The current study examined how the deployment of spatial attention at the onset of a pointing movement influenced audiovisual crossmodal interactions at the target of the pointing action and at nontarget locations. These interactions were quantified by measuring the susceptibility to the fission (i.e., reporting two visual flashes under one flash and two auditory beep pairings) and fusion (i.e., reporting one flash under two flashes and one beep pairing) audiovisual illusions. At movement onset, unimodal, or auditory and visual bimodal stimuli were either presented at the target of the pointing action or in an adjacent, nontarget location. In Experiment 1, perceptual accuracy within the unimodal and bimodal conditions was lower in the nontarget relative to the target condition. The fission illusion was uninfluenced by target condition. However, the fusion illusion was more likely to be reported at the target relative to the nontarget location. In Experiment 2, the stimuli from Experiment 1 were further presented at a location near where the eyes were fixated (i.e., congruent condition), where the hand was aiming (i.e., target), or in a location where neither the eyes were fixated nor the hand was aiming. The results yielded the greatest susceptibility to the fusion illusion when the visual location and movement end points were congruent relative to when either movement or fixation was incongruent. Although attention may facilitate the processing of unisensory and multisensory cues in general, attention might have the strongest influence on the audiovisual integration mechanisms that underlie the sound-induced fusion illusion.

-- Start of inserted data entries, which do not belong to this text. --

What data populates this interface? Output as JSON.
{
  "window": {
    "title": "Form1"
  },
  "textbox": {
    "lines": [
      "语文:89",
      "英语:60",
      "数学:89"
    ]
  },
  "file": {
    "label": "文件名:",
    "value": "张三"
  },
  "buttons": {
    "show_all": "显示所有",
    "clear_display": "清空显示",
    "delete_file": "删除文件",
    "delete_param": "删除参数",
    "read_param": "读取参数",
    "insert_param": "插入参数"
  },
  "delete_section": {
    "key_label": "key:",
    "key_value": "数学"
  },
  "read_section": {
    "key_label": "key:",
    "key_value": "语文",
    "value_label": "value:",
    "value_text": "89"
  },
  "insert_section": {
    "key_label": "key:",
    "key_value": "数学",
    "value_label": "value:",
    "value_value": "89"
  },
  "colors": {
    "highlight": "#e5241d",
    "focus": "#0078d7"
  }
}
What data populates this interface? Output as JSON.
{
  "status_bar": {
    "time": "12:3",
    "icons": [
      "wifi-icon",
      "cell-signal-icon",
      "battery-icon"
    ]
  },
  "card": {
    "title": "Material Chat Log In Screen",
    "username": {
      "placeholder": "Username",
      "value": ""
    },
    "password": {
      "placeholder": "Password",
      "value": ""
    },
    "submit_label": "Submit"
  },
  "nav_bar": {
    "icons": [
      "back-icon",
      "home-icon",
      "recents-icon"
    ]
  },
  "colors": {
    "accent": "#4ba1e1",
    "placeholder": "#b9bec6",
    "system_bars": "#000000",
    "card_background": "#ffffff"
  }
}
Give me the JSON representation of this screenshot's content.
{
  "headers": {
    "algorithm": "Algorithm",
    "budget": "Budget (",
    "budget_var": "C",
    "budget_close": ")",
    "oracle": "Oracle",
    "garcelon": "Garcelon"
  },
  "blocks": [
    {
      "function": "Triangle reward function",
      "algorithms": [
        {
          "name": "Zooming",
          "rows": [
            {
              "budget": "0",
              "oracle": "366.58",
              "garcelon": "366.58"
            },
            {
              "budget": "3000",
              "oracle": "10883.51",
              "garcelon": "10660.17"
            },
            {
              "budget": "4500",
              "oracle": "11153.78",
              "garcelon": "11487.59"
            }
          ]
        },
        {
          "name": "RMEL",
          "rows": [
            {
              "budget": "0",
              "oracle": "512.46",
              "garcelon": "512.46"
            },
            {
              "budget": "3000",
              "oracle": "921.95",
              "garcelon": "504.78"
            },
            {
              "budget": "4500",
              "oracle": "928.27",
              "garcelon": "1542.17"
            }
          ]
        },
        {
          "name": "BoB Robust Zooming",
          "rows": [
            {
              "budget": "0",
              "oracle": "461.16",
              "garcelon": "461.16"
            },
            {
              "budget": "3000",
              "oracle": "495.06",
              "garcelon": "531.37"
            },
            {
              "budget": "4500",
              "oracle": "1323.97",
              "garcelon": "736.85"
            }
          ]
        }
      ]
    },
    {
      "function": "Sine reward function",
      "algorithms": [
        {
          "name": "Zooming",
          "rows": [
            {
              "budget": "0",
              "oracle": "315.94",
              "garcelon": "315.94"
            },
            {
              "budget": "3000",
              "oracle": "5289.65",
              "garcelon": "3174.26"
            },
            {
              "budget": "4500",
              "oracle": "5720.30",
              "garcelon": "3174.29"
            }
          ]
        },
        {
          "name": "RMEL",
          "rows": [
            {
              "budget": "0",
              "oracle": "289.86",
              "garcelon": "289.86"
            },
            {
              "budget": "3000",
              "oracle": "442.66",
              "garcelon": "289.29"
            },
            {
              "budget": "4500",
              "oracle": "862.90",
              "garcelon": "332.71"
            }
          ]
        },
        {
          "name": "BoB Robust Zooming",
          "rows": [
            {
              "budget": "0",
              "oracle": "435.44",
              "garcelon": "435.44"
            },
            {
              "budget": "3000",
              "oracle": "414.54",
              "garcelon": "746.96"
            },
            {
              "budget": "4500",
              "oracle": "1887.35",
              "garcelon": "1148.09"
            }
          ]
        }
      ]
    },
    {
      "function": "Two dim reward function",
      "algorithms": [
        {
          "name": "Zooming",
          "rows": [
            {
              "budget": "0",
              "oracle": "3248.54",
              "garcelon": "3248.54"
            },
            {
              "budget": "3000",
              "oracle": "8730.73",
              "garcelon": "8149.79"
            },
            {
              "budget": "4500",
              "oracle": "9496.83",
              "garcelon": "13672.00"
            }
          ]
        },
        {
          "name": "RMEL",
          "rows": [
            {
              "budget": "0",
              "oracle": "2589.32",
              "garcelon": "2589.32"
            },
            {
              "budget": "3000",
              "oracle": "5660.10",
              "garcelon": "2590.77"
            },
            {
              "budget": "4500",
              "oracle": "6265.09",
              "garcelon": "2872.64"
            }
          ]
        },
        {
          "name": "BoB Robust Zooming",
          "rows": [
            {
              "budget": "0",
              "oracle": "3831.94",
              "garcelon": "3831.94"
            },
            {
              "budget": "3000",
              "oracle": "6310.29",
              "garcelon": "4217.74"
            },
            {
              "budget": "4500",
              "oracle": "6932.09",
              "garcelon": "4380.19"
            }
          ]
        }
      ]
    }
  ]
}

ASJC Scopus subject areas
- Language and Linguistics
- Experimental and Cognitive Psychology
- Sensory Systems
- Linguistics and Language